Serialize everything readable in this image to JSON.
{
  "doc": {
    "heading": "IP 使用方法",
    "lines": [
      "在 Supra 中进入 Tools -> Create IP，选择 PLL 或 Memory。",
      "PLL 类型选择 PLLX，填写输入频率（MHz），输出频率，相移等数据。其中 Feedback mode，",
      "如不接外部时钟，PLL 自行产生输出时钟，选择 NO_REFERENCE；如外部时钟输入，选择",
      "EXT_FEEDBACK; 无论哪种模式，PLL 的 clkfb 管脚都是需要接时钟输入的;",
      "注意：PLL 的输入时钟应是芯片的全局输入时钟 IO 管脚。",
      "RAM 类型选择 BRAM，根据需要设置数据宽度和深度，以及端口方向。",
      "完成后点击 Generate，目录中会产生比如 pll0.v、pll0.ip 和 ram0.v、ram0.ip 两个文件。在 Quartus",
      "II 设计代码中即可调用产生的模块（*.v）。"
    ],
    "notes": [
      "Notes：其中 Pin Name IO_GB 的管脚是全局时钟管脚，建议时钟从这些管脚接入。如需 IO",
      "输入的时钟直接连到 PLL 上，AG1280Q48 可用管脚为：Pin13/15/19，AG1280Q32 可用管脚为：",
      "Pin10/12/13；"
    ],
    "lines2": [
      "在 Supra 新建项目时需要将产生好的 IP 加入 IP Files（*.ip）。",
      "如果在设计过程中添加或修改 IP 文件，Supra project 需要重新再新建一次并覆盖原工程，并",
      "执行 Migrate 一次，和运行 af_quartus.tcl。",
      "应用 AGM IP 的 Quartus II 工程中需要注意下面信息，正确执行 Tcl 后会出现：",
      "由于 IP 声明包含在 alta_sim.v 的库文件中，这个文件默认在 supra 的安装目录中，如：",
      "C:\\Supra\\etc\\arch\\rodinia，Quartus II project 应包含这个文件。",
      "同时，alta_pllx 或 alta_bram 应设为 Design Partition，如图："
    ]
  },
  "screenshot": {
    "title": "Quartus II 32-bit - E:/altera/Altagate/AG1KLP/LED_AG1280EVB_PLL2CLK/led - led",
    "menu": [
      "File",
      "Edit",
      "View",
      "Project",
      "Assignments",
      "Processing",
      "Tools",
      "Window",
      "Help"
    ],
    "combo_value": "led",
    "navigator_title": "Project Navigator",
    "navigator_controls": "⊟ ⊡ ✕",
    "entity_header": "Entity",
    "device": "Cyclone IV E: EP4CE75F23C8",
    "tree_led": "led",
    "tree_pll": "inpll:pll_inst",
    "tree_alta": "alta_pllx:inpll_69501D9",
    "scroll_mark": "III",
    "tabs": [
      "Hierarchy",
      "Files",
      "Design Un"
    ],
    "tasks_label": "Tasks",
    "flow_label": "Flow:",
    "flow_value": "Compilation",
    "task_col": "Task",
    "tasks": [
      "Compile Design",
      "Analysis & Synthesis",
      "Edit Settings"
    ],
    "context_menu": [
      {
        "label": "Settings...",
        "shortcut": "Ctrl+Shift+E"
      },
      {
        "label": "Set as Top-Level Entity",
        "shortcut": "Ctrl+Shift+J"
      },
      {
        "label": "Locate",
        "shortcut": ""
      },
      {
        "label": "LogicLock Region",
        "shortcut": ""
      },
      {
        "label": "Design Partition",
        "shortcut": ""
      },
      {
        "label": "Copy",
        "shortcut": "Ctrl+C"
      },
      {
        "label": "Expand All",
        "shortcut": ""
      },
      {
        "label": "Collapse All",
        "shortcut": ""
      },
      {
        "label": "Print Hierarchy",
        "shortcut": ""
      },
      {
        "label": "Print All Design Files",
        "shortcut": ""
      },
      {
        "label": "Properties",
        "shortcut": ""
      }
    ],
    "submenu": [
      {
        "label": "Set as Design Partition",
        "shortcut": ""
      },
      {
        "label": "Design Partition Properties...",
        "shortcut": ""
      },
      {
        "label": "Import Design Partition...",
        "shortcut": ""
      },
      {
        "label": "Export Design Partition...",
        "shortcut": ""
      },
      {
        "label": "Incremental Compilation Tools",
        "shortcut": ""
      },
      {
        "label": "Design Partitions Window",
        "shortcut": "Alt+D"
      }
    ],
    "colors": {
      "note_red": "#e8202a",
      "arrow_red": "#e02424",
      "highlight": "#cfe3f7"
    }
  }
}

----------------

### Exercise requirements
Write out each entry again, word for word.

### Reply to the exercise
Serialize everything readable in this image to JSON.
{
  "doc": {
    "heading": "IP 使用方法",
    "lines": [
      "在 Supra 中进入 Tools -> Create IP，选择 PLL 或 Memory。",
      "PLL 类型选择 PLLX，填写输入频率（MHz），输出频率，相移等数据。其中 Feedback mode，",
      "如不接外部时钟，PLL 自行产生输出时钟，选择 NO_REFERENCE；如外部时钟输入，选择",
      "EXT_FEEDBACK; 无论哪种模式，PLL 的 clkfb 管脚都是需要接时钟输入的;",
      "注意：PLL 的输入时钟应是芯片的全局输入时钟 IO 管脚。",
      "RAM 类型选择 BRAM，根据需要设置数据宽度和深度，以及端口方向。",
      "完成后点击 Generate，目录中会产生比如 pll0.v、pll0.ip 和 ram0.v、ram0.ip 两个文件。在 Quartus",
      "II 设计代码中即可调用产生的模块（*.v）。"
    ],
    "notes": [
      "Notes：其中 Pin Name IO_GB 的管脚是全局时钟管脚，建议时钟从这些管脚接入。如需 IO",
      "输入的时钟直接连到 PLL 上，AG1280Q48 可用管脚为：Pin13/15/19，AG1280Q32 可用管脚为：",
      "Pin10/12/13；"
    ],
    "lines2": [
      "在 Supra 新建项目时需要将产生好的 IP 加入 IP Files（*.ip）。",
      "如果在设计过程中添加或修改 IP 文件，Supra project 需要重新再新建一次并覆盖原工程，并",
      "执行 Migrate 一次，和运行 af_quartus.tcl。",
      "应用 AGM IP 的 Quartus II 工程中需要注意下面信息，正确执行 Tcl 后会出现：",
      "由于 IP 声明包含在 alta_sim.v 的库文件中，这个文件默认在 supra 的安装目录中，如：",
      "C:\\Supra\\etc\\arch\\rodinia，Quartus II project 应包含这个文件。",
      "同时，alta_pllx 或 alta_bram 应设为 Design Partition，如图："
    ]
  },
  "screenshot": {
    "title": "Quartus II 32-bit - E:/altera/Altagate/AG1KLP/LED_AG1280EVB_PLL2CLK/led - led",
    "menu": [
      "File",
      "Edit",
      "View",
      "Project",
      "Assignments",
      "Processing",
      "Tools",
      "Window",
      "Help"
    ],
    "combo_value": "led",
    "navigator_title": "Project Navigator",
    "navigator_controls": "⊟ ⊡ ✕",
    "entity_header": "Entity",
    "device": "Cyclone IV E: EP4CE75F23C8",
    "tree_led": "led",
    "tree_pll": "inpll:pll_inst",
    "tree_alta": "alta_pllx:inpll_69501D9",
    "scroll_mark": "III",
    "tabs": [
      "Hierarchy",
      "Files",
      "Design Un"
    ],
    "tasks_label": "Tasks",
    "flow_label": "Flow:",
    "flow_value": "Compilation",
    "task_col": "Task",
    "tasks": [
      "Compile Design",
      "Analysis & Synthesis",
      "Edit Settings"
    ],
    "context_menu": [
      {
        "label": "Settings...",
        "shortcut": "Ctrl+Shift+E"
      },
      {
        "label": "Set as Top-Level Entity",
        "shortcut": "Ctrl+Shift+J"
      },
      {
        "label": "Locate",
        "shortcut": ""
      },
      {
        "label": "LogicLock Region",
        "shortcut": ""
      },
      {
        "label": "Design Partition",
        "shortcut": ""
      },
      {
        "label": "Copy",
        "shortcut": "Ctrl+C"
      },
      {
        "label": "Expand All",
        "shortcut": ""
      },
      {
        "label": "Collapse All",
        "shortcut": ""
      },
      {
        "label": "Print Hierarchy",
        "shortcut": ""
      },
      {
        "label": "Print All Design Files",
        "shortcut": ""
      },
      {
        "label": "Properties",
        "shortcut": ""
      }
    ],
    "submenu": [
      {
        "label": "Set as Design Partition",
        "shortcut": ""
      },
      {
        "label": "Design Partition Properties...",
        "shortcut": ""
      },
      {
        "label": "Import Design Partition...",
        "shortcut": ""
      },
      {
        "label": "Export Design Partition...",
        "shortcut": ""
      },
      {
        "label": "Incremental Compilation Tools",
        "shortcut": ""
      },
      {
        "label": "Design Partitions Window",
        "shortcut": "Alt+D"
      }
    ],
    "colors": {
      "note_red": "#e8202a",
      "arrow_red": "#e02424",
      "highlight": "#cfe3f7"
    }
  }
}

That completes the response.